### Data excerpts
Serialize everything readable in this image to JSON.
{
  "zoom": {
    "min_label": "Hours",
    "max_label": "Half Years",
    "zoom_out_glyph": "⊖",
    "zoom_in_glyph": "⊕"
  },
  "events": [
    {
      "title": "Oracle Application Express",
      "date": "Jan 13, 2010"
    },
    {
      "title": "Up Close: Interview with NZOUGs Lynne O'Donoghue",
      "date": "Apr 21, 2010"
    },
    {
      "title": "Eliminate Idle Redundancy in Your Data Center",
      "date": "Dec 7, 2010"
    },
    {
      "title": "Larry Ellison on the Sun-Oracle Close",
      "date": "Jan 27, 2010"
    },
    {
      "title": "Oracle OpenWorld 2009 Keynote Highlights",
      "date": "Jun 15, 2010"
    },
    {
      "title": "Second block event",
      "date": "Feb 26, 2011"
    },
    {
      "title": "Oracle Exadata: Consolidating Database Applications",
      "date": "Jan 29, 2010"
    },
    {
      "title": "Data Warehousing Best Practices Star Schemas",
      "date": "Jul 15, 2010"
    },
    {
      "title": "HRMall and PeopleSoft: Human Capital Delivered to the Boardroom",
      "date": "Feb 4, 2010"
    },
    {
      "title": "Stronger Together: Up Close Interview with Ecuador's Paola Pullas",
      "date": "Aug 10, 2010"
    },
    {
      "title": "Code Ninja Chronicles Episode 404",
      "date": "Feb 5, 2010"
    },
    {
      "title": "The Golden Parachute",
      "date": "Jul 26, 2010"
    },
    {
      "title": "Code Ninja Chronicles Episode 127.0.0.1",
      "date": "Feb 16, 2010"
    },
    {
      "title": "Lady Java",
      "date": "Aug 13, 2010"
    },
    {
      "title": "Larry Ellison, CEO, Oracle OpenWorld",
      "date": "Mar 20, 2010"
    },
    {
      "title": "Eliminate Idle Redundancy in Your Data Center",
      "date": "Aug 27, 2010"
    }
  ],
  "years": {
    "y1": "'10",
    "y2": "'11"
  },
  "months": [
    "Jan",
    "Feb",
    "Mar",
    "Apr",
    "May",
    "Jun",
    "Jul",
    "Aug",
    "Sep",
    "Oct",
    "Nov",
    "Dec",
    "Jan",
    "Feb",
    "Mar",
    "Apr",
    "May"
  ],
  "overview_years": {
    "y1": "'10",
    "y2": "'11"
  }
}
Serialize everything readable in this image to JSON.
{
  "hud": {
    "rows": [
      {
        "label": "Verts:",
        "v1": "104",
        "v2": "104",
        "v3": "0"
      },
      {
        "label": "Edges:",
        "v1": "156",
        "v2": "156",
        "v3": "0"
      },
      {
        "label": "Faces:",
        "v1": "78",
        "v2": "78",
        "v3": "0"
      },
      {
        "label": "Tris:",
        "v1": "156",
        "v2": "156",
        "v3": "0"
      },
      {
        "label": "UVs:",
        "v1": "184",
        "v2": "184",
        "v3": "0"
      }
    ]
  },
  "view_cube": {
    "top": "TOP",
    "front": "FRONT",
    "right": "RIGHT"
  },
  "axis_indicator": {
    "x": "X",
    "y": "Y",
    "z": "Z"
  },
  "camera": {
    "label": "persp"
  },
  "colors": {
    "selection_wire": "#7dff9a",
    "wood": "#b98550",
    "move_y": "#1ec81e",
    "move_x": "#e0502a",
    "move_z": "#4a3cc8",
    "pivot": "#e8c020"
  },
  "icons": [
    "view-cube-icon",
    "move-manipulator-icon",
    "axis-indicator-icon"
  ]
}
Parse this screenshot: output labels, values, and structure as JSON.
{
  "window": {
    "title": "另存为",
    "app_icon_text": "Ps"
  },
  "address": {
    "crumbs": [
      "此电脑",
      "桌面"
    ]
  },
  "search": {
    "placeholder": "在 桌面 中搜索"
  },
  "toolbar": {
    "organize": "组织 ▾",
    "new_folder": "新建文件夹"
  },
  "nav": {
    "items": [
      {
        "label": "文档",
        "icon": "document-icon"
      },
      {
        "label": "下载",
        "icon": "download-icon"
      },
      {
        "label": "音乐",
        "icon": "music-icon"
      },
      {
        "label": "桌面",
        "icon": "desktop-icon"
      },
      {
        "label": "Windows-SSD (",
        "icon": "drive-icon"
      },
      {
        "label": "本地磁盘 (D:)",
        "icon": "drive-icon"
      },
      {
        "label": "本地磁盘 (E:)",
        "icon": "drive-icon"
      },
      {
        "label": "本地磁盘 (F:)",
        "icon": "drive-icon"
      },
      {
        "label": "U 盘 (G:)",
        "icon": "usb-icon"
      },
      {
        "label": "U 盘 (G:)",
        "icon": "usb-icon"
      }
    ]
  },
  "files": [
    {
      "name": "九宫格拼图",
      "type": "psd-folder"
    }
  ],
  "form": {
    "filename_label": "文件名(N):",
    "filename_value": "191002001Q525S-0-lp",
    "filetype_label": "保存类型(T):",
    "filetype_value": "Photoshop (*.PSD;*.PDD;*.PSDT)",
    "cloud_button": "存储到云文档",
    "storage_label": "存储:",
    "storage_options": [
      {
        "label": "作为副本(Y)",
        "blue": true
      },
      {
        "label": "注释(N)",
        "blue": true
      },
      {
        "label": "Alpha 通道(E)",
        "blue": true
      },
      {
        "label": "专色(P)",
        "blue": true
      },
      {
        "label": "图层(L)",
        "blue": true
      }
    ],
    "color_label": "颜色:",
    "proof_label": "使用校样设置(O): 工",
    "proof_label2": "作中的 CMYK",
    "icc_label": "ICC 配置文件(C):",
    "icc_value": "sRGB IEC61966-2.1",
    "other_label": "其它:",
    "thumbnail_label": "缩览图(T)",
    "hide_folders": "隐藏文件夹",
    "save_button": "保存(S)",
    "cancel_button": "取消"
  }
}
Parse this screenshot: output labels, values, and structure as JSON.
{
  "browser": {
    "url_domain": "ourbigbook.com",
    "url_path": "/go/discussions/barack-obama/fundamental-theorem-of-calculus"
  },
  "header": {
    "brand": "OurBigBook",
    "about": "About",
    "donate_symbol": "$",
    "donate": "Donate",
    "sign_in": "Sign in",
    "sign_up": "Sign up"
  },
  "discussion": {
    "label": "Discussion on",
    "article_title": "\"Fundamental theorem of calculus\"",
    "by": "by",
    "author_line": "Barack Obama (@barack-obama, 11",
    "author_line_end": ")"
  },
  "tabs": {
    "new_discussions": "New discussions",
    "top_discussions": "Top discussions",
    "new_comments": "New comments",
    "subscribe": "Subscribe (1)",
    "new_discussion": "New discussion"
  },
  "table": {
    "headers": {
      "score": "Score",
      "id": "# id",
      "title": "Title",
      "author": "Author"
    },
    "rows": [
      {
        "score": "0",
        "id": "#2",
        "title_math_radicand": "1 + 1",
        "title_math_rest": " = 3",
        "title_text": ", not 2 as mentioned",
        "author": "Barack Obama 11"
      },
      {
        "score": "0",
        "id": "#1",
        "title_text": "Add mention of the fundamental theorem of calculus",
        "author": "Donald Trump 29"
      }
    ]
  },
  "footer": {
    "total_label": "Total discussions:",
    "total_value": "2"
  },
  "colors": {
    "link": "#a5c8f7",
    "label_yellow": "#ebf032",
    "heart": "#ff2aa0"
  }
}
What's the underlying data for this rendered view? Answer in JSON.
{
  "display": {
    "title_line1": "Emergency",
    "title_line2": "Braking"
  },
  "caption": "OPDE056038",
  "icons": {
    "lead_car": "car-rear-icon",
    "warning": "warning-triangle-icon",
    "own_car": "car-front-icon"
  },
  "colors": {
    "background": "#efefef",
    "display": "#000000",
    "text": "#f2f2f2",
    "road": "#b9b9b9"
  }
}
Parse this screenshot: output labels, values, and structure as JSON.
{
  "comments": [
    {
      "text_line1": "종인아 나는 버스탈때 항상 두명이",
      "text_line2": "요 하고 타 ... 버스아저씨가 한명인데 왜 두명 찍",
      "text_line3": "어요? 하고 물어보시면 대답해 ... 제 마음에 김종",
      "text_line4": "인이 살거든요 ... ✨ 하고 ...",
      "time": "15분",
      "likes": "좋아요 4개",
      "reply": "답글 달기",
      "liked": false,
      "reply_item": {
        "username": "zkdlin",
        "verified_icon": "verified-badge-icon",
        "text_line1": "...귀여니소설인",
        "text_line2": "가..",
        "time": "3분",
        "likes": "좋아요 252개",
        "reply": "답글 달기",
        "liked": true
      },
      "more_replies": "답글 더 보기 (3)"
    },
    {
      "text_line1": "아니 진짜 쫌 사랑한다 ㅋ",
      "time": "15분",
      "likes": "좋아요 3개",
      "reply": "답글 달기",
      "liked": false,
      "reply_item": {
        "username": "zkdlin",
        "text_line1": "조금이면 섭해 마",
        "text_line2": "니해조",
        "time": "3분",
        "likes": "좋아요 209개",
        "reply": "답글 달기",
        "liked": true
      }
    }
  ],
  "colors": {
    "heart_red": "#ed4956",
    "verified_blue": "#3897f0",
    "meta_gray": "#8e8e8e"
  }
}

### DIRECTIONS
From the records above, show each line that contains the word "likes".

### ANSWER BELOW
      "likes": "좋아요 4개",
        "likes": "좋아요 252개",
      "likes": "좋아요 3개",
        "likes": "좋아요 209개",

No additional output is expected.